There is another woman in this motel in a wheel chair. She has a big dog for friendship and safety. He’s quite protective of his mistress so I only see her for a brief minute each week. A knock, then boisterous barking, a shouting match between her and the dog, then the door opens and we hand her a bag of food (she prefers chocolate cookies), “God bless you, Evelyn.”, “Thank you , you too”. and that’s it. Just a face in her door bringing what I can.

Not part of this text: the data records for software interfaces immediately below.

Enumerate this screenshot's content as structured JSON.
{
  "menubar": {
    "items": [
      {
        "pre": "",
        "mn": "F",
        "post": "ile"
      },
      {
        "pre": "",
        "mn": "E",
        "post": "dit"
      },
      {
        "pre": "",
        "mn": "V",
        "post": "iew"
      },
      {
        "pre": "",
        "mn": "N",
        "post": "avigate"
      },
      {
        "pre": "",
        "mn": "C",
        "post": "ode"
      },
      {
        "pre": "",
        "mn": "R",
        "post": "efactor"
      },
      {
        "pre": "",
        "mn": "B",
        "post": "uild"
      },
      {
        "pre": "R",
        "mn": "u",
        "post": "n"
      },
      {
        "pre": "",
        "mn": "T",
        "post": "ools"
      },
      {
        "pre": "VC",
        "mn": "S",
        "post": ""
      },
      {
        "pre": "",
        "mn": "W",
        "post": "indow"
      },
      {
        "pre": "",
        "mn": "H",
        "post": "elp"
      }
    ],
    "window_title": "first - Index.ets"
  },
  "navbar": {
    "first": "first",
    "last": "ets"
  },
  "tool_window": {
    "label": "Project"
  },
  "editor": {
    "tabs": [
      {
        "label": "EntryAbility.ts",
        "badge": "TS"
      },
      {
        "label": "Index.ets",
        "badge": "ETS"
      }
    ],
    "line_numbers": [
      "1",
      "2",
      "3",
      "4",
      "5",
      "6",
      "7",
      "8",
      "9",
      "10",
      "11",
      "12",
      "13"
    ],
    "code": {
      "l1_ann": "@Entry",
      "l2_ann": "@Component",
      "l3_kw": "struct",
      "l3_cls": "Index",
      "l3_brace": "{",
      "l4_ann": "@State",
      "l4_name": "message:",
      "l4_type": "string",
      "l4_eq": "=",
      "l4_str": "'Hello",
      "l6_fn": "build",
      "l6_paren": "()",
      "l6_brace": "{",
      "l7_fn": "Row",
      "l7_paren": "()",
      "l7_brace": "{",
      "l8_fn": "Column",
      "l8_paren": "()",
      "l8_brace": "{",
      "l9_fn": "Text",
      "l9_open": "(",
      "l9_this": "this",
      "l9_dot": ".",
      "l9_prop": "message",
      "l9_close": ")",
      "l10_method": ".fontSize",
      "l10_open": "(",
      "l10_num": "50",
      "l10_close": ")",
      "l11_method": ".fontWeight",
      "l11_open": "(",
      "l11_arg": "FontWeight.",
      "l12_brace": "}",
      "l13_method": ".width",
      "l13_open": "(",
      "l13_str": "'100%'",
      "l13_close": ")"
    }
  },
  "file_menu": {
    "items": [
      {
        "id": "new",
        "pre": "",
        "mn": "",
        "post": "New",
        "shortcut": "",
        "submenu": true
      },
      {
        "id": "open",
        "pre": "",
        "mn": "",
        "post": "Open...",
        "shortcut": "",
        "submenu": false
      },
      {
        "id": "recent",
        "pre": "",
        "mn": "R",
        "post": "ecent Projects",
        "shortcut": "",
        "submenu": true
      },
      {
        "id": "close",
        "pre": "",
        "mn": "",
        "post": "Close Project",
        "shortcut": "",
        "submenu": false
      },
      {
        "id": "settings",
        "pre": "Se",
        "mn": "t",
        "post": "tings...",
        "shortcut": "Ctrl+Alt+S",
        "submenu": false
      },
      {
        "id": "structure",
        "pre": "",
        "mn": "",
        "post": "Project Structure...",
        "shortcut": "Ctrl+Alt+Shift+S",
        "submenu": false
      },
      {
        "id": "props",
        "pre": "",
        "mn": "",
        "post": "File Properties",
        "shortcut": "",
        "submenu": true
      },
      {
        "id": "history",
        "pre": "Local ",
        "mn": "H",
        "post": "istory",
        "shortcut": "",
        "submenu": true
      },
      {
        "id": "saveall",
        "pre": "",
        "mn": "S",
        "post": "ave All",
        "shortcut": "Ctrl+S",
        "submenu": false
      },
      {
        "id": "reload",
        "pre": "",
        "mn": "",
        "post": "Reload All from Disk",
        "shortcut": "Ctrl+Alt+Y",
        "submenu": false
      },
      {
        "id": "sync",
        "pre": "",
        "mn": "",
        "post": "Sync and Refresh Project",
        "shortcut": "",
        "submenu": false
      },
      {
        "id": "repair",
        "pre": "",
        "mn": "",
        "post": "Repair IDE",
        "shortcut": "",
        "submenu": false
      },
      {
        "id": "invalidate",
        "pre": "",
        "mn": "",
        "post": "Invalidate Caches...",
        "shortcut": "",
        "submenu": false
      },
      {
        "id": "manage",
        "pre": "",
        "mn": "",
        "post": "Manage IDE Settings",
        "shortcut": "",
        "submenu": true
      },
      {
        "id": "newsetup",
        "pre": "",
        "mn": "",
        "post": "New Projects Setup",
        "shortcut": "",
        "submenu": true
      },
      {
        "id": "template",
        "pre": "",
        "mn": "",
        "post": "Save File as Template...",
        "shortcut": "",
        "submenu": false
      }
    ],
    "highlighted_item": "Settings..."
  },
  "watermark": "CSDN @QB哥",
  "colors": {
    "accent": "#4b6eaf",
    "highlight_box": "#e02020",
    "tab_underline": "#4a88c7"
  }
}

This is not enough. More and more, we are being pulled down to 9th Street. We now schedule to go twice a week. But even beyond that we need to engage in real relationships here in the most forgotten place in our town. No lunch truck comes by here. No park for the kids to play. The traffic is fast down 9th. The motels are surrounded by auto shops, trailer parks and vacant lots. It is not a nice place to be. No grass, just unforgiving concrete and broken glass. The working girls walk up and down past the 7 year old girl who has been sent to the store to get something for her drug addicted mother.
Please pray for 9th Street. Pray for us. Pray that God would help us find more ways to engage this toxic neighborhood with his grace, forgiveness and love.